Ascension Day is this Thursday, when Christ ascends into heaven to the right hand of the Father. Christ then today in the Gospel is preparing his disciples for that farewell. Doesn’t it seem that every love story has that edge of tragedy to it? He dies. He resurrects. And just when the disciples think things might be ok…he starts bidding his farewells. Farewells are never easy. When I visit my mother in Michigan, sometimes she still gets emotional when dropping me off at the airport for me to fly back here to California. And just think of everything Jesus’ companions have been through—this journey with a man who called them from their work, “Come, follow me” to whom they gave their lives, and hearts, leaving family and sometimes fortune. Does he really have to leave? Like, really?! Perhaps it would help to reframe how we think of farewells. Often we think of what is being left behind—you are leaving me, you are leaving this place, you are leaving this school. But what if instead we focused on what we are leaving towards? Every farewell there is something we are leaving and something we are leaving to go to.
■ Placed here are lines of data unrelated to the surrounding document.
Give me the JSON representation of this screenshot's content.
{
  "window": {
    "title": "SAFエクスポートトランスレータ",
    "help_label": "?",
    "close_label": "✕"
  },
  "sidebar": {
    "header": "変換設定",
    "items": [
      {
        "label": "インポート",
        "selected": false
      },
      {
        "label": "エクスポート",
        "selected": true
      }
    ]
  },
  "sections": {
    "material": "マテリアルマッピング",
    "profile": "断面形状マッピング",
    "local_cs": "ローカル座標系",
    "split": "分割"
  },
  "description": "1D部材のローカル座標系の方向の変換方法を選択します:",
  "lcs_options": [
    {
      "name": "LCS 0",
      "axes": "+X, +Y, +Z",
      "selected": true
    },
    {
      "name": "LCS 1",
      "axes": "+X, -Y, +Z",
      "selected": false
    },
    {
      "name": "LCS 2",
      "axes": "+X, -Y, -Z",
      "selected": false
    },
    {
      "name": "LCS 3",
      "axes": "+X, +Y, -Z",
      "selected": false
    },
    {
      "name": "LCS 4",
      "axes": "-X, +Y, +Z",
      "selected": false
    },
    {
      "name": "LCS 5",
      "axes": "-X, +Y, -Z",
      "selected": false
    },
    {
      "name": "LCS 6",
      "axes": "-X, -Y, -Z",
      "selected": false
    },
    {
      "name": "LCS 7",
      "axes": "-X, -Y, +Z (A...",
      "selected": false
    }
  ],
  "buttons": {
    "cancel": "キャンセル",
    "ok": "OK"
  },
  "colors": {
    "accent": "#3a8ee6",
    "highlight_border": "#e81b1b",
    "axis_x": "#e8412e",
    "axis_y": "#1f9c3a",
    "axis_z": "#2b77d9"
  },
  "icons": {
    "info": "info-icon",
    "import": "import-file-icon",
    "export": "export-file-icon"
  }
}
Christ was with us for a time and in that time revealed the depth of God’s love for us. A fathomless love that is all giving, that is honest, a love that confronts cruelty and injustice, a love that is radically embracing of all, especially the marginalized and outcasts, and a love that is ultimately redeeming and sanctifying as our lives are transformed by Christ’s indwelt presence. The intimacy of God’s love has been made manifest, and we are invited every day to journey deeper into relationship with God. Do we accept our place in this cosmic love affair with God—and passionately pursue God as he pursues us—or do we regulate him to mere systems and ideas, recitations and formalities? May we, in this Spirit of pursuing God like a lover, live into what Christ speaks of wherein today’s Gospel he says, “Those who love me will keep my word, and my Father will love them, and we will come to them and make our home with them.”
© The Rev. Justin R. Cannon